There are enough laws in this country for libel, slander and security laws that restricts the freedom of speech and expression. These laws enable injured parties to seek relief from the judicial branch of government or to ensure that state secrets remain so, the law for this last part, especially in the public interest, should also be on the reform agenda.
Former opposition political operatives have sued state-owned propaganda organs and won. Lim Guan Eng is an example of this. Meanwhile, former establishment political operatives have sued online publications in the alternative media and won.
There is a robust system of laws that ensure some kind of reparation for parties who believe that they have subjected to libel or slander.
Whether the state (Harapan) or political parties (former BN trifecta) owned ‘mainstream media’, this idea that Harapan should now control or punish former BN propaganda organs by instituting new management is morally reprehensible and tarnishes everything that Harapan could do for this country. By all means, change the management of state propaganda organs and you will know doubt have some partisans believing that these organs are now independent, but the truth is that they will never be independent.
Indeed, putting Harapan appointed individuals in state-controlled media will not make the media “independent”. Unless there are mechanisms, which are transparent and that encourages independence, only then would the state-owned media have some credibility, although I am pretty sure that partisan fervour trumps credibility. The fact that so far, state-owned institutions under Harapan-controlled territories have ranafoul of political operatives does not bode well for anyone who believes that the press could be “free” under a Harapan federal government.
Rafizi’s provocative statement
When former Pandan parliamentarian Rafizi Ramli made his statement that Mahathir bulldozed his way and bypassing PKR when naming the three ministerial posts, some people here and elsewhere claimed that Malaysiakini was engaging in fake news because the news reported did not mirror what Rafizi said on his blog posts.
Besides clearly not reading the article, which stated that Rafizi “had told Malaysiakini”, these claims of fake news as “anything we do not agree with” has caught on pretty fast with an online demographic eager to believe that a Harapan government needs all the breaks it can get.
The lesson is that Rafizi makes a provocative statement.
An objective press should be interested in discovering the facts behind that statement. Did he really make that statement? Why did he make that statement? What is the agenda of the political operatives who disagree with Rafizi's statement? Do the facts back up their counter claims?
It is not the job of the press to make Harapan look competent to reassure a public hungry for change. That's the job of propagandists who work in state-controlled media.

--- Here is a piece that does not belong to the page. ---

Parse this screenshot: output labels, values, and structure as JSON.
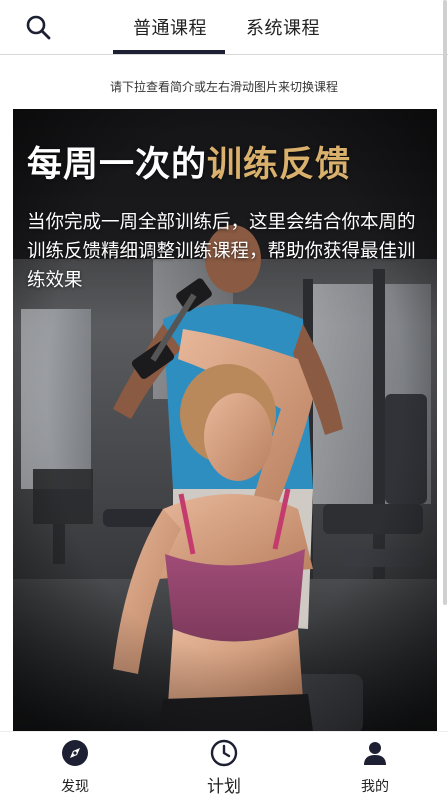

Here’s the thing though, politicians use the press. The press use politicians. Information is always tainted.
That is a fact. There is no “truth”. The press does not deal in truth. Ideally, they should deal in facts but since everyone has an agenda including the press, the best we can hope for is a market place of ideas and that people are free to choose their media, especially those not controlled by the state.
The Amin Maalouf quote that opens this piece is depressing because it is most probably true. The only thing that makes it a little palatable is that if the state does not control the press, there is an opportunity that contrarian perspectives like weeds grow from the wretched earth of political and media agendas.
Some people may actually get something useful from these perspectives and reject the group-think that is partisan politics.
So again, keep your grubby little political paws off the press. Some people will continue being skeptical of any state-controlled media. Some people will attempt to find some weeds in the privately-owned mainstream and heading to ‘mainstream’ alternative press who speak truth to power.
For those of us who want this, Harapan should not make this endeavour harder than it already is.